More than 43 million Americans provide care to a loved one, 15.7 million of which are caring for a senior who is suffering from dementia. Twelve percent of parents are also caregivers, squeezing them between two challenging roles. Although loving your aging parents comes naturally, caregiving does not. There’s a steep learning curve for everyone who steps into this vital role. So don’t feel guilty because you don’t immediately know how to manage the many needs of your aging parents. This simple checklist can help you protect your parents and make the most of your caregiving efforts.
Senior adults are often at a higher risk for certain medical diseases or conditions as they age. Unfortunately, older adults living with complex medical conditions can also be diagnosed with more than one serious and complicating disease as well. Breast cancer is an example of a disease that can be discovered at any age, but the risk does increase as women age past 60.

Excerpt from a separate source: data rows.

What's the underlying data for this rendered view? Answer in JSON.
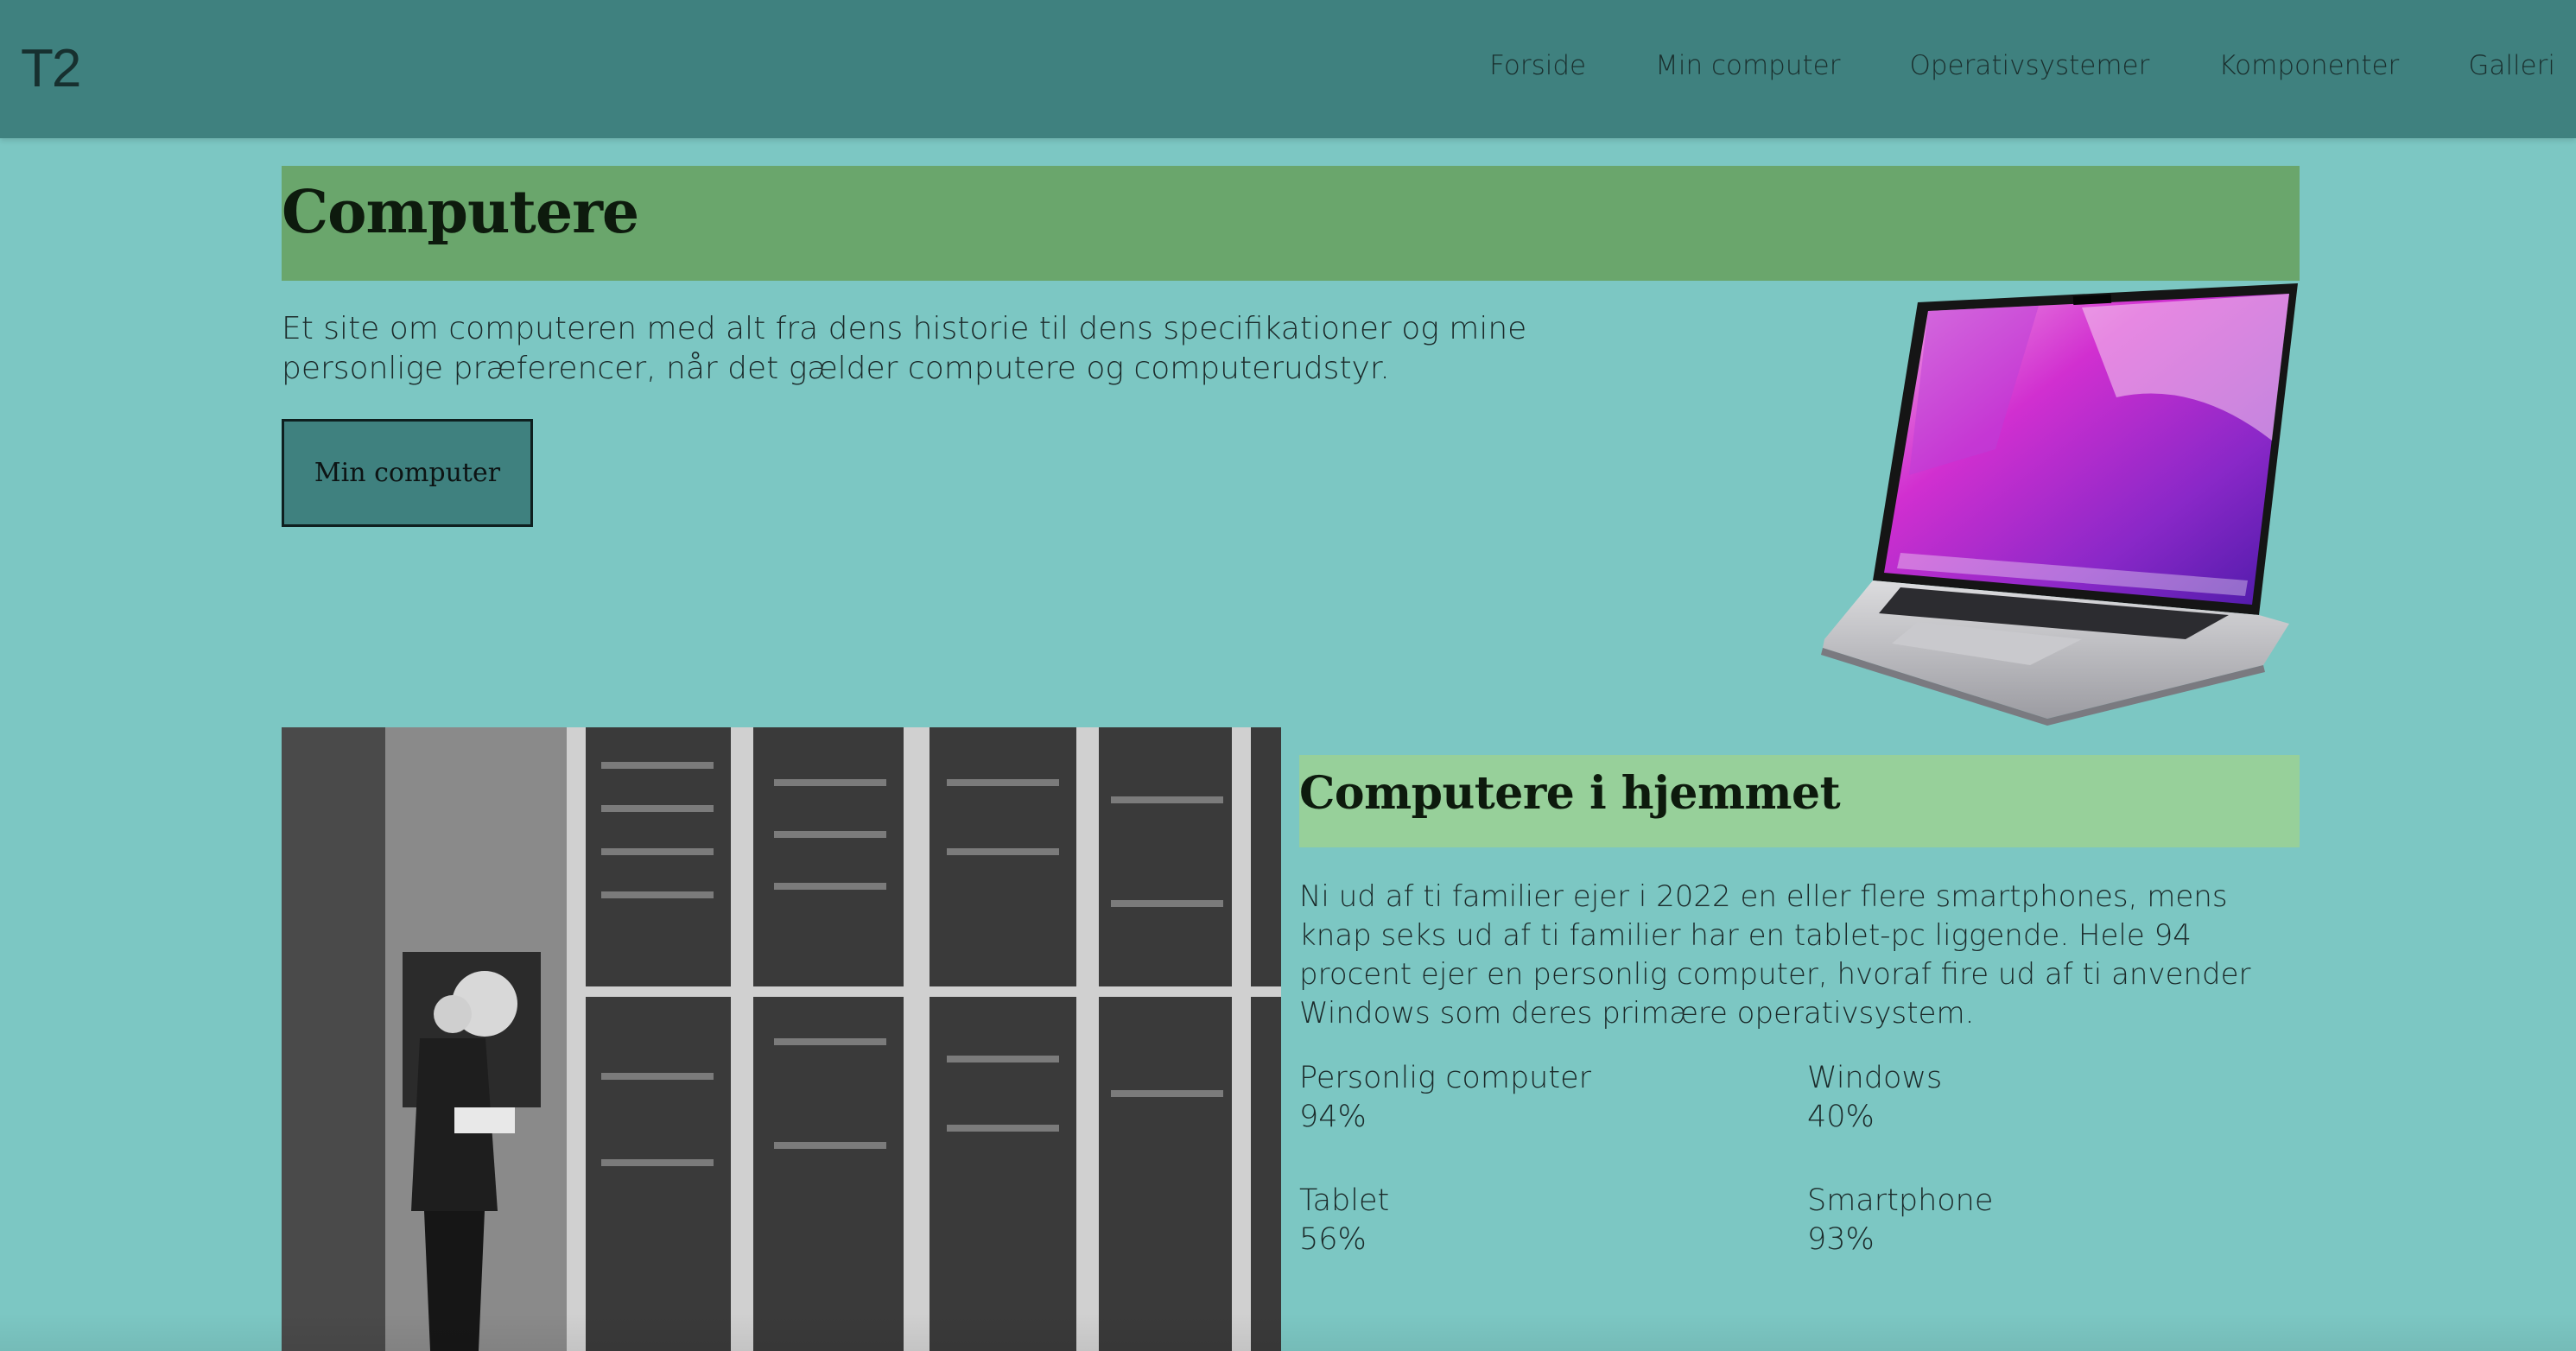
{
  "header": {
    "logo": "T2",
    "nav": [
      {
        "label": "Forside"
      },
      {
        "label": "Min computer"
      },
      {
        "label": "Operativsystemer"
      },
      {
        "label": "Komponenter"
      },
      {
        "label": "Galleri"
      }
    ]
  },
  "hero": {
    "title": "Computere",
    "text": "Et site om computeren med alt fra dens historie til dens specifikationer og mine personlige præferencer, når det gælder computere og computerudstyr.",
    "button_label": "Min computer"
  },
  "home_section": {
    "title": "Computere i hjemmet",
    "text": "Ni ud af ti familier ejer i 2022 en eller flere smartphones, mens knap seks ud af ti familier har en tablet-pc liggende. Hele 94 procent ejer en personlig computer, hvoraf fire ud af ti anvender Windows som deres primære operativsystem.",
    "stats": [
      {
        "label": "Personlig computer",
        "value": "94%"
      },
      {
        "label": "Windows",
        "value": "40%"
      },
      {
        "label": "Tablet",
        "value": "56%"
      },
      {
        "label": "Smartphone",
        "value": "93%"
      }
    ]
  },
  "colors": {
    "page_bg": "#7cc7c3",
    "header_bg": "#3f817f",
    "hero_bar": "#6aa66c",
    "section_bar": "#97d09a",
    "button_bg": "#3f817f"
  }
}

When you think about balance, you might envision the seemingly impossible contortions of a ballet dancer or the high-wire act of a tightrope walker. But balance is more than just a novelty. It’s a key skill you use in just about everything you do. Good balance can reduce your risk of falling and make it easier to walk, go up and down stairs, and perform simple daily tasks such as vacuuming and dusting.
The new year is a time to turn inward, to reflect on where you have been and where you are going. The changes you make this year can catapult you into better health, protect your future, and help you live a more meaningful life. So ditch bland resolutions about weight loss and eating fewer cookies. Make 2019 a year of transformation and joy with these New Year’s resolutions.
The benefits of exercise are virtually infinite. Working out helps you live longer, reduces symptoms of depression and anxiety, and may even counteract genetic risk factors for various diseases. Promising research suggests that people with a gene linked to Alzheimer’s can counteract the gene by exercising. But finding the motivation to exercise can be tough, especially if you struggle with pain, mobility, or low energy. A few simple strategies can transform exercise from something you dread into something you might actually enjoy.
The aging process can make it difficult to continue pursuing activities a person once loved. It’s normal to slow down a bit with age, but many caregivers mistakenly assume that apathy and disconnection are normal parts of aging. According to a new study published in JAMA Psychiatry, apathy is actually a significant health risk factor that doubles the risk of developing dementia.